→ **Exercise prompt**: Each line of the records that holds the word "Check" should be copied out.

→ **Data provided**:
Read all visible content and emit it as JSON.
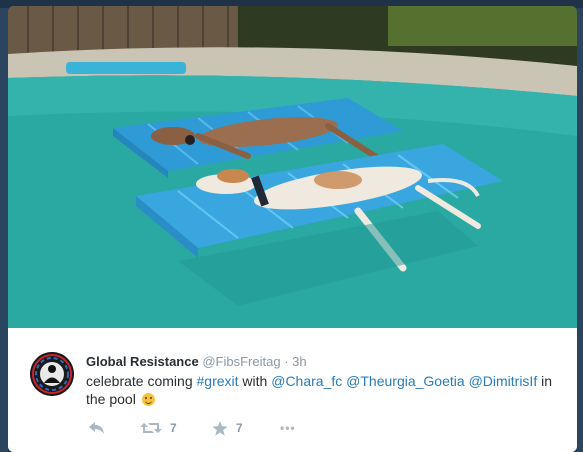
{
  "tweet": {
    "display_name": "Global Resistance",
    "handle": "@FibsFreitag",
    "separator": "·",
    "time": "3h",
    "text_start": "celebrate coming ",
    "hashtag": "#grexit",
    "text_mid": " with ",
    "mention_1": "@Chara_fc",
    "mention_2": "@Theurgia_Goetia",
    "mention_3": "@DimitrisIf",
    "text_end": " in the pool"
  },
  "actions": {
    "retweet_count": "7",
    "favorite_count": "7",
    "more_label": "•••"
  },
  "icons": {
    "reply": "reply-icon",
    "retweet": "retweet-icon",
    "favorite": "star-icon",
    "more": "more-icon"
  },
  "colors": {
    "link": "#2b7bb9",
    "muted": "#8899a6",
    "name": "#292f33",
    "pool_water": "#2aa9a2",
    "float": "#3aa8e0"
  }
}
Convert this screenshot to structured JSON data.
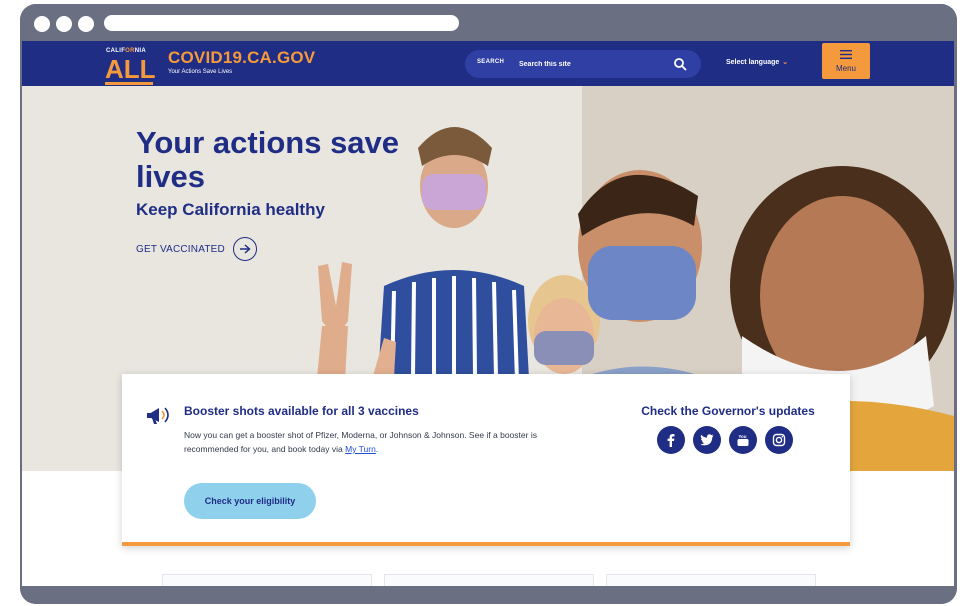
{
  "header": {
    "logo_top_1": "CALIF",
    "logo_top_2": "OR",
    "logo_top_3": "NIA",
    "logo_main": "ALL",
    "site_name": "COVID19.CA.GOV",
    "tagline": "Your Actions Save Lives",
    "search_label": "SEARCH",
    "search_placeholder": "Search this site",
    "language_label": "Select language",
    "menu_label": "Menu"
  },
  "hero": {
    "title": "Your actions save lives",
    "subtitle": "Keep California healthy",
    "cta_label": "GET VACCINATED"
  },
  "card": {
    "title": "Booster shots available for all 3 vaccines",
    "body_text": "Now you can get a booster shot of Pfizer, Moderna, or Johnson & Johnson. See if a booster is recommended for you, and book today via ",
    "body_link": "My Turn",
    "body_end": ".",
    "button_label": "Check your eligibility",
    "governor_title": "Check the Governor's updates",
    "socials": [
      "facebook-icon",
      "twitter-icon",
      "youtube-icon",
      "instagram-icon"
    ]
  },
  "colors": {
    "brand_blue": "#1f2d85",
    "brand_orange": "#f59a3c",
    "button_light_blue": "#8fd0ec"
  }
}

→ **Reply to the task**:
    "button_label": "Check your eligibility",
    "governor_title": "Check the Governor's updates",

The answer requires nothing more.